- _WHAT TO DO_
Each line of the records needs to come back exactly as written.

RECORDS TO USE section start

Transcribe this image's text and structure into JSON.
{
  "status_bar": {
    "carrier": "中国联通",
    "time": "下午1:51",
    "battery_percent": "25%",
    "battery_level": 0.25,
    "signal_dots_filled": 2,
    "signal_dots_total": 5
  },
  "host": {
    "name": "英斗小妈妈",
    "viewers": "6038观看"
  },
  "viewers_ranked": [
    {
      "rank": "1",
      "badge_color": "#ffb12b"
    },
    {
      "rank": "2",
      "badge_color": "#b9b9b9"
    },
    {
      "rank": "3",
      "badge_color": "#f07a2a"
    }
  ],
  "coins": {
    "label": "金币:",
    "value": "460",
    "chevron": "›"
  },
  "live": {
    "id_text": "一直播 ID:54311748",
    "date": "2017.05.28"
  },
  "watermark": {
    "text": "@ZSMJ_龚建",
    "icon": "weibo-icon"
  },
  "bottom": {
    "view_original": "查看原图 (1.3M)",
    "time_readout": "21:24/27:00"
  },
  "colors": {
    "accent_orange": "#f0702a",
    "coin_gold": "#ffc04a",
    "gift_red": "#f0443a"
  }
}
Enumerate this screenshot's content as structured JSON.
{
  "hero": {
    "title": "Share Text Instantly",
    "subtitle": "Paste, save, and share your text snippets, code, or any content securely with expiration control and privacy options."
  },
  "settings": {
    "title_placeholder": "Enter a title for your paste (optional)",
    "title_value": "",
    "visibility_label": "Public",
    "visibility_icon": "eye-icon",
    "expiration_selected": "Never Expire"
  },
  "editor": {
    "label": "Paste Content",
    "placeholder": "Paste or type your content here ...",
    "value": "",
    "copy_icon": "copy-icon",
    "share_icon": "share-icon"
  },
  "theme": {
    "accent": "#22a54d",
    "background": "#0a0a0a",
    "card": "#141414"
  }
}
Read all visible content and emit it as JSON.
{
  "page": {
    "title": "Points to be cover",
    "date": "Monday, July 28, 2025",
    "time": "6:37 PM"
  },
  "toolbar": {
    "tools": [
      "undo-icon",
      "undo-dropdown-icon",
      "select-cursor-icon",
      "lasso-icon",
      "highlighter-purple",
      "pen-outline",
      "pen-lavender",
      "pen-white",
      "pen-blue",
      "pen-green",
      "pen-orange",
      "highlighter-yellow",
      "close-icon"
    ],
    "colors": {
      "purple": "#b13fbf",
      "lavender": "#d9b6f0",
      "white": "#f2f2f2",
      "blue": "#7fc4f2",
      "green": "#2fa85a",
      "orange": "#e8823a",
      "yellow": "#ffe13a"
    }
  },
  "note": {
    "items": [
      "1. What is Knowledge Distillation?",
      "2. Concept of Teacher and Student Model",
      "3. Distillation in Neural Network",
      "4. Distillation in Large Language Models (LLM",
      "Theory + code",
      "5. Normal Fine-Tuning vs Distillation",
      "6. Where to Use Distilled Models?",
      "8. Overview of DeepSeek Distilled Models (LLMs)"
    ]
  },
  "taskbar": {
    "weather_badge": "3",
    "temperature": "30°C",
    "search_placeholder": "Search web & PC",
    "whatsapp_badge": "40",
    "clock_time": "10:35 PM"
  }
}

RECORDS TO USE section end

- _FINISHED TASK_
Transcribe this image's text and structure into JSON.
{
  "status_bar": {
    "carrier": "中国联通",
    "time": "下午1:51",
    "battery_percent": "25%",
    "battery_level": 0.25,
    "signal_dots_filled": 2,
    "signal_dots_total": 5
  },
  "host": {
    "name": "英斗小妈妈",
    "viewers": "6038观看"
  },
  "viewers_ranked": [
    {
      "rank": "1",
      "badge_color": "#ffb12b"
    },
    {
      "rank": "2",
      "badge_color": "#b9b9b9"
    },
    {
      "rank": "3",
      "badge_color": "#f07a2a"
    }
  ],
  "coins": {
    "label": "金币:",
    "value": "460",
    "chevron": "›"
  },
  "live": {
    "id_text": "一直播 ID:54311748",
    "date": "2017.05.28"
  },
  "watermark": {
    "text": "@ZSMJ_龚建",
    "icon": "weibo-icon"
  },
  "bottom": {
    "view_original": "查看原图 (1.3M)",
    "time_readout": "21:24/27:00"
  },
  "colors": {
    "accent_orange": "#f0702a",
    "coin_gold": "#ffc04a",
    "gift_red": "#f0443a"
  }
}
Enumerate this screenshot's content as structured JSON.
{
  "hero": {
    "title": "Share Text Instantly",
    "subtitle": "Paste, save, and share your text snippets, code, or any content securely with expiration control and privacy options."
  },
  "settings": {
    "title_placeholder": "Enter a title for your paste (optional)",
    "title_value": "",
    "visibility_label": "Public",
    "visibility_icon": "eye-icon",
    "expiration_selected": "Never Expire"
  },
  "editor": {
    "label": "Paste Content",
    "placeholder": "Paste or type your content here ...",
    "value": "",
    "copy_icon": "copy-icon",
    "share_icon": "share-icon"
  },
  "theme": {
    "accent": "#22a54d",
    "background": "#0a0a0a",
    "card": "#141414"
  }
}
Read all visible content and emit it as JSON.
{
  "page": {
    "title": "Points to be cover",
    "date": "Monday, July 28, 2025",
    "time": "6:37 PM"
  },
  "toolbar": {
    "tools": [
      "undo-icon",
      "undo-dropdown-icon",
      "select-cursor-icon",
      "lasso-icon",
      "highlighter-purple",
      "pen-outline",
      "pen-lavender",
      "pen-white",
      "pen-blue",
      "pen-green",
      "pen-orange",
      "highlighter-yellow",
      "close-icon"
    ],
    "colors": {
      "purple": "#b13fbf",
      "lavender": "#d9b6f0",
      "white": "#f2f2f2",
      "blue": "#7fc4f2",
      "green": "#2fa85a",
      "orange": "#e8823a",
      "yellow": "#ffe13a"
    }
  },
  "note": {
    "items": [
      "1. What is Knowledge Distillation?",
      "2. Concept of Teacher and Student Model",
      "3. Distillation in Neural Network",
      "4. Distillation in Large Language Models (LLM",
      "Theory + code",
      "5. Normal Fine-Tuning vs Distillation",
      "6. Where to Use Distilled Models?",
      "8. Overview of DeepSeek Distilled Models (LLMs)"
    ]
  },
  "taskbar": {
    "weather_badge": "3",
    "temperature": "30°C",
    "search_placeholder": "Search web & PC",
    "whatsapp_badge": "40",
    "clock_time": "10:35 PM"
  }
}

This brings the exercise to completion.